Table: Probability of Pulmonary Embolism Based on Ventilation-Perfusion Scan Results and Clinical Suspicion in the Prospective Investigation of Pulmonary Embolism Diagnosis (PIOPED Investigators) Study

Ventilation-Perfusion Scan Results

Clinical Suspicion of Pulmonary Embolism*





High probability




Intermediate probability




Low probability




Normal/near-normal probability




* Percentage of patients with pulmonary embolism; Adapted from the PIOPED Investigators (Gill & Nahum 2000; PIOPED Investigators 1990).


The Prospective Investigation of Pulmonary Embolism Diagnosis (PIOPED Investigators) study demonstrated that a low-probability or normal ventilation-perfusion scan with a low clinical suspicion of PE essentially excludes the diagnosis of PE (negative predictive values of 96% and 98% respectively) (Gill & Nahum 2000; PIOPED Investigators 1990). When clinical suspicion is high and the scan indicates a high probability of PE, the positive predictive value is 96% (Gill & Nahum 2000; PIOPED Investigators 1990), and these patients should be treated. The majority of ventilation perfusion scans have non-diagnostic results, requiring further testing (PIOPED Investigators 1990). 

Pulmonary Angiography

Pulmonary angiography is the gold standard for diagnosis of PE (Gill & Nahum 2000). It involves percutaneous catheterization and injection of contrast dye into a pulmonary artery branch (Gill & Nahum 2000). Pulmonary angiography is most commonly used when ventilation-perfusion scanning is non-diagnostic but clinical suspicion remains high (Tapson et al. 1999). A negative pulmonary angiogram excludes clinically relevant PE (Gill & Nahum 2000; Tapson et al. 1999). It is expensive and is associated with the risk of significant complications. Relative contraindications include significant bleeding risk, allergy to contrast medium, and renal insufficiency (Gill & Nahum 2000).  

Spiral CT Scan

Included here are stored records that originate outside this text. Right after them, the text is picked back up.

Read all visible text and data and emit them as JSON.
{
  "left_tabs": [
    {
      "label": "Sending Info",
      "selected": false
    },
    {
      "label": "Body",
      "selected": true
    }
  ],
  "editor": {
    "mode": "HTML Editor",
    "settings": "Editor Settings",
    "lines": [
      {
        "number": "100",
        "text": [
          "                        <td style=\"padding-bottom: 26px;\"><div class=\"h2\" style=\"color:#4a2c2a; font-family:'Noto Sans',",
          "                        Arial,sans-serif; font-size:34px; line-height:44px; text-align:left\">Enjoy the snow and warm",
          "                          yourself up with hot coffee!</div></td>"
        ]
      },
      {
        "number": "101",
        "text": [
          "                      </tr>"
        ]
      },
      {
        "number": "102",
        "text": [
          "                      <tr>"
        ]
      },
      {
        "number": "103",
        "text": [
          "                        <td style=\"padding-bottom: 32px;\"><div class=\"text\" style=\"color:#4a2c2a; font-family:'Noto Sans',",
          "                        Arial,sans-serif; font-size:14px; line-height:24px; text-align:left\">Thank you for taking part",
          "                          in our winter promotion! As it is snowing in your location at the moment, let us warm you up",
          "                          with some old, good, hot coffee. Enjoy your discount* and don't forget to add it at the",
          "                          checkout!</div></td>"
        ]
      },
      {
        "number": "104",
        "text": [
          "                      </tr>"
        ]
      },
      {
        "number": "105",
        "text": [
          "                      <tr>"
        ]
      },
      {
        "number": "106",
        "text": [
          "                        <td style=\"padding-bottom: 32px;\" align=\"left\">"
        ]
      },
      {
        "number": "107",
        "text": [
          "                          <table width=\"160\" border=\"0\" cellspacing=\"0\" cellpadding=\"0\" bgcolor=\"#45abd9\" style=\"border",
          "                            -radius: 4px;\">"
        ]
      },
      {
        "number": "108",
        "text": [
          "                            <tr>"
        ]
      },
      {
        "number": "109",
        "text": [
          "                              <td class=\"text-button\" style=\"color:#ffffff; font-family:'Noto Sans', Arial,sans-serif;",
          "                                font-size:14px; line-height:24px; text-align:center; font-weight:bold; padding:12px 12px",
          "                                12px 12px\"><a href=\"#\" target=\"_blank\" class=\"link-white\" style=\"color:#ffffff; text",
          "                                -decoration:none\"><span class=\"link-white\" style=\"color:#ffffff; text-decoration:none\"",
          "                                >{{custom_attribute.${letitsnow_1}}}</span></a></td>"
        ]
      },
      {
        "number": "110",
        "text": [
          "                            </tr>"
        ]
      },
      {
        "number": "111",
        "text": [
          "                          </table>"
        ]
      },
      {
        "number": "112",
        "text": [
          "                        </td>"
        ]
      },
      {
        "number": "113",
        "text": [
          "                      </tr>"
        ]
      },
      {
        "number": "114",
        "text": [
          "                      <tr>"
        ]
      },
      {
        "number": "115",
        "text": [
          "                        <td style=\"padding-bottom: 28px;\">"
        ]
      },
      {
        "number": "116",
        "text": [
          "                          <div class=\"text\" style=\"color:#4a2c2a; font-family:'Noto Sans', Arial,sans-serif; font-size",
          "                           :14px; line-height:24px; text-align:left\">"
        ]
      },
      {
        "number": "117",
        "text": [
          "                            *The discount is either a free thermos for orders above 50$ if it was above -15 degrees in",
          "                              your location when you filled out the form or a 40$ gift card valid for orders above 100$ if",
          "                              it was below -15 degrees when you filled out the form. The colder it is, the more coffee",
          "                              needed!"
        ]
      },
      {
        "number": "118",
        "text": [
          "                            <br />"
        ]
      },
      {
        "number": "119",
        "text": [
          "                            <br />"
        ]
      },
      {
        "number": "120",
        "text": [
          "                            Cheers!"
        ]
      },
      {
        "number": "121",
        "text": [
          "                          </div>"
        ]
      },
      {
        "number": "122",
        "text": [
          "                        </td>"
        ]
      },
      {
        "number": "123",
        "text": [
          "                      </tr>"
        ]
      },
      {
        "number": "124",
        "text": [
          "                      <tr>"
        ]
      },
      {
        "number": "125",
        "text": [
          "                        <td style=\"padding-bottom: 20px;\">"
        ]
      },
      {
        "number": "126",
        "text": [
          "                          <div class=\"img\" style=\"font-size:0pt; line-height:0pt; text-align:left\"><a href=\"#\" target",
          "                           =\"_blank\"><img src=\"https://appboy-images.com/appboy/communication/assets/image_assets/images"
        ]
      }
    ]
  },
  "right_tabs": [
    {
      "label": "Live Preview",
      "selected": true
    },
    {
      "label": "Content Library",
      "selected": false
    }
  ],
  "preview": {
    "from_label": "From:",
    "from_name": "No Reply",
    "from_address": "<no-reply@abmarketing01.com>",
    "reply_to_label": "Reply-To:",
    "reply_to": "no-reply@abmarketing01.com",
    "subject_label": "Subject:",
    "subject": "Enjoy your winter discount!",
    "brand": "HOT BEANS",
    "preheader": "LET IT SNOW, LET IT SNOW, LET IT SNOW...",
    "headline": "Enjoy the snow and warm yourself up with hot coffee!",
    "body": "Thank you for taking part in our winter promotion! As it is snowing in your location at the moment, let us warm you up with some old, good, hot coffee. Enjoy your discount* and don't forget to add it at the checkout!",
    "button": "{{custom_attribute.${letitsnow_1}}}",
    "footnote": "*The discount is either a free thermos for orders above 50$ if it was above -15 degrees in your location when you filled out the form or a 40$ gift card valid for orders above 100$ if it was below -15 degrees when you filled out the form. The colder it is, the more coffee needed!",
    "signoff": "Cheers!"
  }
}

A spiral computed tomography scan is a non-invasive test, which can scan the entire thorax in one breath-hold. The sensitivity of a spinal computed tomography scan in diagnosing PE has been reported to range from 64% to 93%, with a specificity ranging between 89% and 100%. It is most accurate when the embolism is large. It actually visualizes the clot and has the added benefit of investigating other disease states in the differential diagnosis.